[Element data from apps and pages]
+--
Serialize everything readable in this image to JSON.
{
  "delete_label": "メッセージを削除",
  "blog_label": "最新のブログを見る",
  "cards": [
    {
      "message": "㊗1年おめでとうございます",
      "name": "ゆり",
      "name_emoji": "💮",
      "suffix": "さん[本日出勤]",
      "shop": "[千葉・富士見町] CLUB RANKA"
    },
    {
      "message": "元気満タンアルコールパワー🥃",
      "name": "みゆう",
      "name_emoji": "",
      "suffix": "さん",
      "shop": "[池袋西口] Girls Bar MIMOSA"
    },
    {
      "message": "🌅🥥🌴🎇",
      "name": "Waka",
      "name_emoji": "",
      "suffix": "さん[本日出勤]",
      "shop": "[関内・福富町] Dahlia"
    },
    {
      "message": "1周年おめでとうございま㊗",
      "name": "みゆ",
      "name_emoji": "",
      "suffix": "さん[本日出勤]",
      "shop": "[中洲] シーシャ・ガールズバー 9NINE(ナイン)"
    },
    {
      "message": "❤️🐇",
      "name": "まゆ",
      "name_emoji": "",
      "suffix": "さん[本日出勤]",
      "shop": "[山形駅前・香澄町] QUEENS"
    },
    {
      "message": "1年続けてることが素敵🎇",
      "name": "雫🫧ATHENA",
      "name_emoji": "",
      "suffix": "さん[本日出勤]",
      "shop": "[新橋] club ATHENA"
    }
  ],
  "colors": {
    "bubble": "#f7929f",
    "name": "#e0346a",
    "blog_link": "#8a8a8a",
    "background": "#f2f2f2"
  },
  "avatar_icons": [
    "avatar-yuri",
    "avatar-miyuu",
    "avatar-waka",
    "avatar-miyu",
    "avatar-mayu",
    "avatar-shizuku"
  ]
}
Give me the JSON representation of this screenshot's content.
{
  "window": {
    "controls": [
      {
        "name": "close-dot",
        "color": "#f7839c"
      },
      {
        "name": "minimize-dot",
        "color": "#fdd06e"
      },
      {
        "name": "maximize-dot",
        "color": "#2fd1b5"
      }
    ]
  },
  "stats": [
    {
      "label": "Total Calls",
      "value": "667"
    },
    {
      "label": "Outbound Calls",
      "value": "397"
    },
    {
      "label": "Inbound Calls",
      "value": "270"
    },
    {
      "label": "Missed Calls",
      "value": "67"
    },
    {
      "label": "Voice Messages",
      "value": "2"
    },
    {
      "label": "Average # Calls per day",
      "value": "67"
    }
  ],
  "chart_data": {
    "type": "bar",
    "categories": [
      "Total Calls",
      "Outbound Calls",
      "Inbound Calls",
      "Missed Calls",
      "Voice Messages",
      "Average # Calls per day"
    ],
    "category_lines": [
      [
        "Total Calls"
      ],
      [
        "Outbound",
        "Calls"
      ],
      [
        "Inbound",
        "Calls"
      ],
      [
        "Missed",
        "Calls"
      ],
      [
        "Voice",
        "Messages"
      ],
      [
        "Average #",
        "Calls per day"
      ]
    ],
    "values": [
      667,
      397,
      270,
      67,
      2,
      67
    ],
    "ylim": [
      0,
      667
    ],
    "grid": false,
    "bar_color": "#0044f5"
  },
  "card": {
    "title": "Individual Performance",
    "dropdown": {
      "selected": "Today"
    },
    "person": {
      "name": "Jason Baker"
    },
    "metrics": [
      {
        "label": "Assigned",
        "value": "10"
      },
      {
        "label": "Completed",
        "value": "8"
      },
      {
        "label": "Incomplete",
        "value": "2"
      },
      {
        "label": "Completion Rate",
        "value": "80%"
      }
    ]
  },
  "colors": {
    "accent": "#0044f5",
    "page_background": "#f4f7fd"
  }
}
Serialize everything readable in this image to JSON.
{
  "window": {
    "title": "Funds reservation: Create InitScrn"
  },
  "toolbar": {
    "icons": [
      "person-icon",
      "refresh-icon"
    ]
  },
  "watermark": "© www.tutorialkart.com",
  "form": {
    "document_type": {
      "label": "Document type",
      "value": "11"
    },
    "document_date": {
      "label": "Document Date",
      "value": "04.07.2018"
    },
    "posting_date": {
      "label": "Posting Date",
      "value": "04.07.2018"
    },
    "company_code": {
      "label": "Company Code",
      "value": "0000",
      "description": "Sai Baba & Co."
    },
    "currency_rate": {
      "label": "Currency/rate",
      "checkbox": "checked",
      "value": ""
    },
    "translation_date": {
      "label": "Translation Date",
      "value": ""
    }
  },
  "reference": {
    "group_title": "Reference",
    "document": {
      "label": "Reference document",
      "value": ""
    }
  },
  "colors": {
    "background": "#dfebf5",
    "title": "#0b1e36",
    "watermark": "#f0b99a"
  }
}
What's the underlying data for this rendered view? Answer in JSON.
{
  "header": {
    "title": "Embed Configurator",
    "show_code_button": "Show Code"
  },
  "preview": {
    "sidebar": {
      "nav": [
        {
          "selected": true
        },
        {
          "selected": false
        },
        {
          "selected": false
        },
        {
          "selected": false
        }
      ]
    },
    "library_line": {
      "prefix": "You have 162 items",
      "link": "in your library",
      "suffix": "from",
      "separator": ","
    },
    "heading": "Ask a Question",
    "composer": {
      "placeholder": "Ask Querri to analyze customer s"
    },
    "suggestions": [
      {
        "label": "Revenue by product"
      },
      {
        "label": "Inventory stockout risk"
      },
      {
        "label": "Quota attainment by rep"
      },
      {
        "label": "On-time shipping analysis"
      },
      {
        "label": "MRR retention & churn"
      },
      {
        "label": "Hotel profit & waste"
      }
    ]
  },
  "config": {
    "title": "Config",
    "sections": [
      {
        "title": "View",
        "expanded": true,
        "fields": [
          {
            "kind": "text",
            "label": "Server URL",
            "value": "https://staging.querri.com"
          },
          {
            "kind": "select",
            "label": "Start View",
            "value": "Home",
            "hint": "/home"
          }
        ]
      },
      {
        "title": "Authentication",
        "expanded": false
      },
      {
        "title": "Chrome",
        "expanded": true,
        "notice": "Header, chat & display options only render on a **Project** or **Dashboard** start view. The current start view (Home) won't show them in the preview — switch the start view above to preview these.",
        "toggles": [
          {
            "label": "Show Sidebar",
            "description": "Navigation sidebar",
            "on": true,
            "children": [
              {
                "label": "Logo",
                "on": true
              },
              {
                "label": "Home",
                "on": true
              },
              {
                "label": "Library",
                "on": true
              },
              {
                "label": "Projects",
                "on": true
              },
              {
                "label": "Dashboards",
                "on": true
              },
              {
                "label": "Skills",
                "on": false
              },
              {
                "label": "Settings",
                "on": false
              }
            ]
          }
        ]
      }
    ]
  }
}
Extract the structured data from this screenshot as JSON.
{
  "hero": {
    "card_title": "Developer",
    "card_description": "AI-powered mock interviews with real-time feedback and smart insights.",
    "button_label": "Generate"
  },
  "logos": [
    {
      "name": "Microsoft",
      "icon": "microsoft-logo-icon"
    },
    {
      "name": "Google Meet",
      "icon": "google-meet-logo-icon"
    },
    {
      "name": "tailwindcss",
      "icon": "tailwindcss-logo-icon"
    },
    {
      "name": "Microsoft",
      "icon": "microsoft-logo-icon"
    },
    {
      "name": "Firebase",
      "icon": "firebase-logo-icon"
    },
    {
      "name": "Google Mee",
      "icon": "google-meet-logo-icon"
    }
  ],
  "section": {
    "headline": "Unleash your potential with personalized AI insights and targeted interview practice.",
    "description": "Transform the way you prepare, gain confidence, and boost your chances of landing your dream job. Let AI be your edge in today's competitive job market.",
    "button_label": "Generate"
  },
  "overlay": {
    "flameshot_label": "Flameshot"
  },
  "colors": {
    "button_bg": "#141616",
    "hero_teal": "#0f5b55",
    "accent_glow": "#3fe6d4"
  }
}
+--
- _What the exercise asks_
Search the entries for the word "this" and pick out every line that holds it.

- _Answer to the exercise_
Serialize everything readable in this image to JSON.
Give me the JSON representation of this screenshot's content.
Serialize everything readable in this image to JSON.
What's the underlying data for this rendered view? Answer in JSON.
Extract the structured data from this screenshot as JSON.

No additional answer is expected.